Saved data entries:
******************************

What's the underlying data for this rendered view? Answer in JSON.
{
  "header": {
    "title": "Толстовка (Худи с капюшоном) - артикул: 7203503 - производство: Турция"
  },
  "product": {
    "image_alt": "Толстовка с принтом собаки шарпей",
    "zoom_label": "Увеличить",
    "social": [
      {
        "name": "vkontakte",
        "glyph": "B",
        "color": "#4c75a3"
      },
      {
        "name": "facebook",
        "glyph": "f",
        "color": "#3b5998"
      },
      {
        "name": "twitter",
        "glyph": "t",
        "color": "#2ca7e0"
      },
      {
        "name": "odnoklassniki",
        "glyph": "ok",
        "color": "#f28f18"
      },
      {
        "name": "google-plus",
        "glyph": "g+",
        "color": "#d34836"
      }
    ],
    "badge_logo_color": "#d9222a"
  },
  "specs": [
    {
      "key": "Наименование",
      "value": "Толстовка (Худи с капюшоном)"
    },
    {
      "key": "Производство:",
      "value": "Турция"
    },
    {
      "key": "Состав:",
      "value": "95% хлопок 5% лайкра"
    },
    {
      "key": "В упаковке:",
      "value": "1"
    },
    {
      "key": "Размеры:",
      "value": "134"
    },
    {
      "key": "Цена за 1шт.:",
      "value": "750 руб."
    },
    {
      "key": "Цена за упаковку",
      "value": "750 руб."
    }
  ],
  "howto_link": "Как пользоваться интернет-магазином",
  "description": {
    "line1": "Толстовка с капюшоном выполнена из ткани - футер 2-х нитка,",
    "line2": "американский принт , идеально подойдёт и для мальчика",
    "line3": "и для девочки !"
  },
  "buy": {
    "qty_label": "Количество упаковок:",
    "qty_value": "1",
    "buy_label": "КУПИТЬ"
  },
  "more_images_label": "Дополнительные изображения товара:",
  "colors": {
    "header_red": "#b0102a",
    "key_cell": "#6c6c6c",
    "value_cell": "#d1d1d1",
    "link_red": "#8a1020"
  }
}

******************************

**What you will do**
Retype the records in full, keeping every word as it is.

**Answer to this task**
What's the underlying data for this rendered view? Answer in JSON.
{
  "header": {
    "title": "Толстовка (Худи с капюшоном) - артикул: 7203503 - производство: Турция"
  },
  "product": {
    "image_alt": "Толстовка с принтом собаки шарпей",
    "zoom_label": "Увеличить",
    "social": [
      {
        "name": "vkontakte",
        "glyph": "B",
        "color": "#4c75a3"
      },
      {
        "name": "facebook",
        "glyph": "f",
        "color": "#3b5998"
      },
      {
        "name": "twitter",
        "glyph": "t",
        "color": "#2ca7e0"
      },
      {
        "name": "odnoklassniki",
        "glyph": "ok",
        "color": "#f28f18"
      },
      {
        "name": "google-plus",
        "glyph": "g+",
        "color": "#d34836"
      }
    ],
    "badge_logo_color": "#d9222a"
  },
  "specs": [
    {
      "key": "Наименование",
      "value": "Толстовка (Худи с капюшоном)"
    },
    {
      "key": "Производство:",
      "value": "Турция"
    },
    {
      "key": "Состав:",
      "value": "95% хлопок 5% лайкра"
    },
    {
      "key": "В упаковке:",
      "value": "1"
    },
    {
      "key": "Размеры:",
      "value": "134"
    },
    {
      "key": "Цена за 1шт.:",
      "value": "750 руб."
    },
    {
      "key": "Цена за упаковку",
      "value": "750 руб."
    }
  ],
  "howto_link": "Как пользоваться интернет-магазином",
  "description": {
    "line1": "Толстовка с капюшоном выполнена из ткани - футер 2-х нитка,",
    "line2": "американский принт , идеально подойдёт и для мальчика",
    "line3": "и для девочки !"
  },
  "buy": {
    "qty_label": "Количество упаковок:",
    "qty_value": "1",
    "buy_label": "КУПИТЬ"
  },
  "more_images_label": "Дополнительные изображения товара:",
  "colors": {
    "header_red": "#b0102a",
    "key_cell": "#6c6c6c",
    "value_cell": "#d1d1d1",
    "link_red": "#8a1020"
  }
}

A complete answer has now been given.